In the case of Work v Gray  EWCA Civ 270, Mrs Gray secured a victory against her husband, US businessman Randy Work on his ‘special contribution’ argument. Despite his substantial wealth and successful career, the Court ruled that Mr. Work’s contributions were not significantly greater than Mrs. Gray’s, considering the sacrifices she had made throughout the marriage, including her relocation to Japan and the fact that she had raised their children in a foreign environment.
The case draws parallels with the 2017 High Court Vardags’ victory, (Chai v Peng  EWHC 92 (Fam)), where Vardags refuted a claim for ’special contribution’ successfully arguing that homemakers deserve equal remuneration upon divorce. Vardags’ client, Pauline Chai, was awarded £64 million from her former husband, the hugely successful business tycoon and entrepreneur Khoo Kay Peng, concluding a four-year divorce battle.

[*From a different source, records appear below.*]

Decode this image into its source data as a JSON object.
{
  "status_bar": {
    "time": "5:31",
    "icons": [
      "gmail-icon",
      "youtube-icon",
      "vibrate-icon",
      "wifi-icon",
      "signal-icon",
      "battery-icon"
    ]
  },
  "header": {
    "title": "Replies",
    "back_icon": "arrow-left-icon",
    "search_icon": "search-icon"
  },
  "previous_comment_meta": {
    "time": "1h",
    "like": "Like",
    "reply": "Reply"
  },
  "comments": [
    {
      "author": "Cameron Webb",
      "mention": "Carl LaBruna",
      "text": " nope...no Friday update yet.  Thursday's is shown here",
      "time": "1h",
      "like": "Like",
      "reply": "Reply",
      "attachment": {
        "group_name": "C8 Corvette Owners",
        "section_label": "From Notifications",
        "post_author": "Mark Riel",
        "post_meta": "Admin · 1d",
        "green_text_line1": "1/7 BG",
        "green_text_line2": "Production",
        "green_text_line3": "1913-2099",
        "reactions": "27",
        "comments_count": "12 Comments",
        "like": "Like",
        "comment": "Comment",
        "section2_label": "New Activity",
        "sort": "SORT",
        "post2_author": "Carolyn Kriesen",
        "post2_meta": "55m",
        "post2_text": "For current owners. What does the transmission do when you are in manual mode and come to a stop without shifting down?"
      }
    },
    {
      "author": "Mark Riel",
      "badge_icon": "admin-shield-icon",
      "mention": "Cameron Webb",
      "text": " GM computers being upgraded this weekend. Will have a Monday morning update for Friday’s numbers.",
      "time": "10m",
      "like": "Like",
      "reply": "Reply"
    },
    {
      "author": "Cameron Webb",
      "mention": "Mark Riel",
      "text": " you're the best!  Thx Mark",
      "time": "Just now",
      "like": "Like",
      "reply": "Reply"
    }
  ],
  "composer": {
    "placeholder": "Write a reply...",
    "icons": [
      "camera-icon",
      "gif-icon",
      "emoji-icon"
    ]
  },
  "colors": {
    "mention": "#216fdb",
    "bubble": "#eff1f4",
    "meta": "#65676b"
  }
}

A further case that highlights the difficulties in ‘special contribution’ arguments is that of former Manchester United footballer, Ryan Giggs, who attempted to avoid paying his estranged wife half of his fortune on the grounds of his ‘genius’. Giggs held that his ‘special contribution’ to the matrimonial funds was such that it merited a departure from the normal starting point of equality between breadwinner and homemaker. The parties eventually reached an agreement in private and the details of their agreement were never published with the case being kept confidential. However, the lead up to the settlement, along with current case law on the topic, evidence that these types of cases are generally decided on whether the wealthier party’s work was of such a truly significant and special character as to set them aside in a notable and novel way.
Overall, judges are reluctant to award ‘special contribution’ merely due to exceptional wealth. The party seeking ‘special contribution’ must demonstrate something much more than the ‘usual’ to warrant a departure from equality. Having said this, this has not stopped parties in proceedings trying to assert their ‘genius’ and/ or ’special contribution’.
If you are currently navigating the complex waters of divorce and wish to explore and/or safeguard your interests in the context of ‘special contributions’, our highly experienced family lawyers and financial forensics team are skilled and well-versed in providing tailor-made advice to meet your needs and craft and/or defend these specialised legal arguments.
The information on this website is intended as a guide and does not constitute legal advice. Vardags do not accept liability for any errors in the information on this website, nor any losses stemming from reliance upon the statements made herein. All articles and pages aim to reflect the legal position at time they were published, and may have been rendered obsolete by subsequent developments in the law. Should you require specialist advice, tailored to your situation, please see how Vardags can help you.